The western part of the town features a former Jewish district Kaczorowo, located between Browarna, Piłsudskiego, Kozia and Sokołowska streets. A dominating point of the district is a synagogue with a neighbouring house of Talmudic studies. A complex of plastered brick and wooden, Classicist residential buildings, erected after the fire of the town in the late 18th century has survived at Piłsudskiego, Kozia and Kaczorowska streets. Those are single or two-storey buildings in a block arrangement or joined by gates, covered with half-hip and gable roofs in the planes of which eyelid dormer windows or wall dormers are visible.

The Grand Synagogue, located at the so-called Small Market Square (currently Kozia Street), is a dominating feature of the former Jewish district. It is a building erected in 1642, made of brick, plastered, initially following the principles of the Renaissance style, with a butterfly roof and an attic, considerably redeveloped in the mid-18th century, renovated in the first half of the 19th century and after World War II. Currently, it functions as a museum.
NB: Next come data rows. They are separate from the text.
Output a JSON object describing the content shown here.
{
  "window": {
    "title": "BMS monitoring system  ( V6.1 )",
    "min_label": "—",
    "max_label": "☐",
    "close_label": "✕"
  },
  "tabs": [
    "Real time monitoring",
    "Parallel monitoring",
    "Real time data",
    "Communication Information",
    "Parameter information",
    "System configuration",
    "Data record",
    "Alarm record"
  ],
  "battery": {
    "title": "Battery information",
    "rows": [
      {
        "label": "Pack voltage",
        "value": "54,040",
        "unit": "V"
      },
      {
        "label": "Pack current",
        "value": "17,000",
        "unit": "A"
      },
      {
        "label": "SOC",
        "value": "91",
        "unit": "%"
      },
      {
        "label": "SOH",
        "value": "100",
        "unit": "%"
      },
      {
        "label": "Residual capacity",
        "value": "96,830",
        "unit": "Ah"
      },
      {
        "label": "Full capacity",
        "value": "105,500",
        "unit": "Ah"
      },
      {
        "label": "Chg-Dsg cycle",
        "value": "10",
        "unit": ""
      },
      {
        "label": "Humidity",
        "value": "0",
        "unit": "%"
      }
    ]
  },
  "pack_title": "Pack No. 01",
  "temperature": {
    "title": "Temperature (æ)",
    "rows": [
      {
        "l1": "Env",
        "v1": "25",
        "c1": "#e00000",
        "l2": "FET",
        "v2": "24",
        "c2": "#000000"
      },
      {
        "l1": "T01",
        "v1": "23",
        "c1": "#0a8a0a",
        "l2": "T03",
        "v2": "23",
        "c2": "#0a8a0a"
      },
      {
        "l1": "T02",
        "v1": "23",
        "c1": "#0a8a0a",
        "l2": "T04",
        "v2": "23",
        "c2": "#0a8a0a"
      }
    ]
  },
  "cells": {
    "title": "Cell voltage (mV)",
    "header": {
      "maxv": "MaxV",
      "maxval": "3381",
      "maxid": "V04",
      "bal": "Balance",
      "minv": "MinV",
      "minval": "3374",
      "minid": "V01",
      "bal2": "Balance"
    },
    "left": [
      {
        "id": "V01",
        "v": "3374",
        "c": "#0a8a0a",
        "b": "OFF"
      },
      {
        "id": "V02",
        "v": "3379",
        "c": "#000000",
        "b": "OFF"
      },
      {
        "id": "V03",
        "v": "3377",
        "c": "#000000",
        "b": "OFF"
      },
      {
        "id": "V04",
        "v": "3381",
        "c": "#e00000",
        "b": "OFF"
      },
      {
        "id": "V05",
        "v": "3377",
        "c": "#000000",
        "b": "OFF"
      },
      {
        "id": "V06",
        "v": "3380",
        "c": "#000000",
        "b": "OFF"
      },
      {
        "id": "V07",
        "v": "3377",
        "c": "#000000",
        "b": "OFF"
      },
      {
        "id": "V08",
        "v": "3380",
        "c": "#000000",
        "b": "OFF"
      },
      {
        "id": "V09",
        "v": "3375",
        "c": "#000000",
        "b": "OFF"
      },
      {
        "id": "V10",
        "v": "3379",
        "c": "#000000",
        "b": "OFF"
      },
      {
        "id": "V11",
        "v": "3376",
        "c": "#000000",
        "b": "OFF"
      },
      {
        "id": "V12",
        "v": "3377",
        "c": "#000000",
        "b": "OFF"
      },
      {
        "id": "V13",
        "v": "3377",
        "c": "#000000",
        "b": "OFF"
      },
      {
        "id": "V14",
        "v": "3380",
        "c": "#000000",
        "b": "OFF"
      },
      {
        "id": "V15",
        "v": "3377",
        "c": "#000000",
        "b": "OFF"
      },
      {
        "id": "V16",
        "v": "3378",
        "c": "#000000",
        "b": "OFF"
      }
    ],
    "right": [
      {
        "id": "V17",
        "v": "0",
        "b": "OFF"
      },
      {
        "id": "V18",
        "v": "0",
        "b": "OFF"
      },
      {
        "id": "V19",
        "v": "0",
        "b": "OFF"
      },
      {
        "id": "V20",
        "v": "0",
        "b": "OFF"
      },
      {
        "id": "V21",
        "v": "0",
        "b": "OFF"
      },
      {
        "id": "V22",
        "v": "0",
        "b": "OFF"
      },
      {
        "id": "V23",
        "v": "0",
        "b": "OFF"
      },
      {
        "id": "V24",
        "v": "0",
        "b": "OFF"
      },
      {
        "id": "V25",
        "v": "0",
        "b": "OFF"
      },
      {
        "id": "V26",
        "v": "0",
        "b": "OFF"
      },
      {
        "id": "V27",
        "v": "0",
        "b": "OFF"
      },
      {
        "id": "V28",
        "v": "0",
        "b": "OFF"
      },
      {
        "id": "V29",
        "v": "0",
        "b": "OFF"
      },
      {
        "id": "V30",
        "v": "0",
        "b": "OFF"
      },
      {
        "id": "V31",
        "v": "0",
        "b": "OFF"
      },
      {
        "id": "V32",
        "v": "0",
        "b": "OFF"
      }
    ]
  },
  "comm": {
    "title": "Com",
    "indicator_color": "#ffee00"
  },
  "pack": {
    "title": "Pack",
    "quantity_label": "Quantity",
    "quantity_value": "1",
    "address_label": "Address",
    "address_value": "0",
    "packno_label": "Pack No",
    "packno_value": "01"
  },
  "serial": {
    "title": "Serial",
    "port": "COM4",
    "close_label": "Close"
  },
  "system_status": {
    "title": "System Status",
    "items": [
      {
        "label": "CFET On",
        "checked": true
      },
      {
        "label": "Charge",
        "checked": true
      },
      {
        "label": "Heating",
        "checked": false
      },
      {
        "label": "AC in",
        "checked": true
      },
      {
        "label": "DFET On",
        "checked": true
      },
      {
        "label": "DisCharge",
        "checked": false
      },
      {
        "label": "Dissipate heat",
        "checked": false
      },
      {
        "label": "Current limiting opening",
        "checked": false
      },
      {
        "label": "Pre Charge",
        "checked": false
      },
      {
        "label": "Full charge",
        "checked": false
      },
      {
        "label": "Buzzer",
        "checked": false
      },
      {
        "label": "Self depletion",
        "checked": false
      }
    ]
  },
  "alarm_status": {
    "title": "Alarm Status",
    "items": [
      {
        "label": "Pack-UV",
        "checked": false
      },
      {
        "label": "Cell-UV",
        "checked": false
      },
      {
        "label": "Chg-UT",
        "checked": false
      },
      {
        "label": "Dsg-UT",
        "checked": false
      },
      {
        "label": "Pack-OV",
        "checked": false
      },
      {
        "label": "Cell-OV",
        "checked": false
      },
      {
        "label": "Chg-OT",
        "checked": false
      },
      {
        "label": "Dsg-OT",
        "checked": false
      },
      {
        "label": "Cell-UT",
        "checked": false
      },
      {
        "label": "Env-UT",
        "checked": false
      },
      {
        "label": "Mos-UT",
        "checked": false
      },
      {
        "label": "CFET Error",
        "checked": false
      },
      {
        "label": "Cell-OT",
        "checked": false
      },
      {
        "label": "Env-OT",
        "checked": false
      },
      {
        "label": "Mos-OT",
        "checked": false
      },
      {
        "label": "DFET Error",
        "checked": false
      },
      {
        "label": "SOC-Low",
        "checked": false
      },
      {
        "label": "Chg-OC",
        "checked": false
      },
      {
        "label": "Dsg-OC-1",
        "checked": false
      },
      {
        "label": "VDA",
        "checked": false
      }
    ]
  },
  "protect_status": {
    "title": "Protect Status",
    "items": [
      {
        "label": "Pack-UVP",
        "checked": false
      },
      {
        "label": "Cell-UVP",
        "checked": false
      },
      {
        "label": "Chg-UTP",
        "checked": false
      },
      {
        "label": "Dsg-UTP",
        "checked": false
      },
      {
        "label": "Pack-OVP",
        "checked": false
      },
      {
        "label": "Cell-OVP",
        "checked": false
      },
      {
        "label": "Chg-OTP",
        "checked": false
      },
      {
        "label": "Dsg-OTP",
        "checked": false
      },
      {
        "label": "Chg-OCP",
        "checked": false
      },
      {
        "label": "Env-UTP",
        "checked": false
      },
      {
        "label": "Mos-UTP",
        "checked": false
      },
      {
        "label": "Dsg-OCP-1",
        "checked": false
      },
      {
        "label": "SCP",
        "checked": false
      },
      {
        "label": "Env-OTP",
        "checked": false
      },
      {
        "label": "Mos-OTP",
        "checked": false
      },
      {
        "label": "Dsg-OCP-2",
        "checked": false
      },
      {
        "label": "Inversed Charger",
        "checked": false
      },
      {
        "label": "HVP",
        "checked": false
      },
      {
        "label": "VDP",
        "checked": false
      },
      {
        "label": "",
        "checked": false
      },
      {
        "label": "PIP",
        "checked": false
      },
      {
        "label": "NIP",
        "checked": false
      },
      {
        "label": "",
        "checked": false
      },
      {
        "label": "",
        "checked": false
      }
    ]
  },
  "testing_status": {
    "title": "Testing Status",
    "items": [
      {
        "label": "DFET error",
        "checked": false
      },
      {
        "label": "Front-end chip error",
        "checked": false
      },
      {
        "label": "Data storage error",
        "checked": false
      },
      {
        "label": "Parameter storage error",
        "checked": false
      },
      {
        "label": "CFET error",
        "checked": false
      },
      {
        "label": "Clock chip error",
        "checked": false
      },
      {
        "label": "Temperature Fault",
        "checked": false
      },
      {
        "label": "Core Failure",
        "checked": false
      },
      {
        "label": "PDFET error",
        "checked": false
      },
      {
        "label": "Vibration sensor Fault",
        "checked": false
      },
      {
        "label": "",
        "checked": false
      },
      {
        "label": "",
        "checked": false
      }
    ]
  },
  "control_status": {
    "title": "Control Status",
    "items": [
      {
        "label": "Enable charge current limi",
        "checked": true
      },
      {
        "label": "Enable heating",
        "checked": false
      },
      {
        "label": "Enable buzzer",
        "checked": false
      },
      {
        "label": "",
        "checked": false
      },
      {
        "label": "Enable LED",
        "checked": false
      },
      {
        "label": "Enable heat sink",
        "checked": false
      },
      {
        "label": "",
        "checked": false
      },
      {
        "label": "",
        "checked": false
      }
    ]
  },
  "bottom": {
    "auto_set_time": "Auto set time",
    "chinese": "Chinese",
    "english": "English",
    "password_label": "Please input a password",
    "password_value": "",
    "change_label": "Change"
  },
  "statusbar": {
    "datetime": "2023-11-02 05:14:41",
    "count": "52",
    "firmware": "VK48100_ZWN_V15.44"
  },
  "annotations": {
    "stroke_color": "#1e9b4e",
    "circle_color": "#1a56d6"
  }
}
It is the only preserved original synagogue with an authentic interior decor.

The house of Talmudic study is situated next to the synagogue, in the western frontage of the Kozia Street, and its façade faces the east. It was built in the fourth quarter of the 18th century in the Late Baroque style and functioned as a study house (bet-midrash) and a synagogue (currently referred to as the Small Synagogue). Destroyed during the war, it was rebuilt in the 1970s. Currently, it functions as a museum.

The New Town is situated in the eastern part of Tykocin and features a partially unobscured spatial layout from the mid- 16th century with the following streets: Zagumienna (formerly Nowa), Ogrodowa (a former road to Sanniki), 11 Listopada (formerly Czychrowska, Złotoryjska) and Szkolna (a former road to Glinki). Between Ogrodowa, 11 Listopada, Zacerkiewna and Zackiewicza streets, there is a rectangular former market square referred to as the Goats’ Square, which in the second half of the 16th century was occupied by a Bernardine convent and a church of St Mark (the northern frontage) as well as a graveyard and an Orthodox church of St Nicholas, since 1596 of Uniate denomination (the western frontage). Currently, the New Town is covered with contemporary residential buildings. 

In the northern frontage of the 11 Listopada Street, there is a residence of the treasurer of the Tykocin estate, referred to as the treasury residence, which currently hosts a culture centre. 

The eastern part of the town features a Roman Catholic parish cemetery established in the late 18th century. A rectangular plot is surrounded with a stone wall with a Gothic Revival, three-arcade, brick gate from the north. In the southern part of the cemetery there is a chapel of Our Lady of Sorrows. The north-eastern part of the cemetery includes a tomb chapel of the Gloger family from 1885. The eastern part of the cemetery features a chapel columbarium from 1841, made of brick and stone, with grave niches and epitaph plaques, as well as a Classicist tomb chapel from the mid-19th century, with semi-circular arcaded openings and covered with a low tented roof. 

In the western part of the town, at the intersection of 27 Maja Street and Holendry Street, there is a Jewish cemetery established in 1522. It was severely damaged during the war: a fragment of the wall was demolished and matzevot were removed. Several dozen granite tombstones (around 100) covered with inscriptions have survived to our times.

Prepared by the National Institute of Cultural Heritage

Category: urban layout

Building material:  not applicable

Protection: Historical Monument

Inspire id: PL.1.9.ZIPOZ.NID_N_20_PH.15741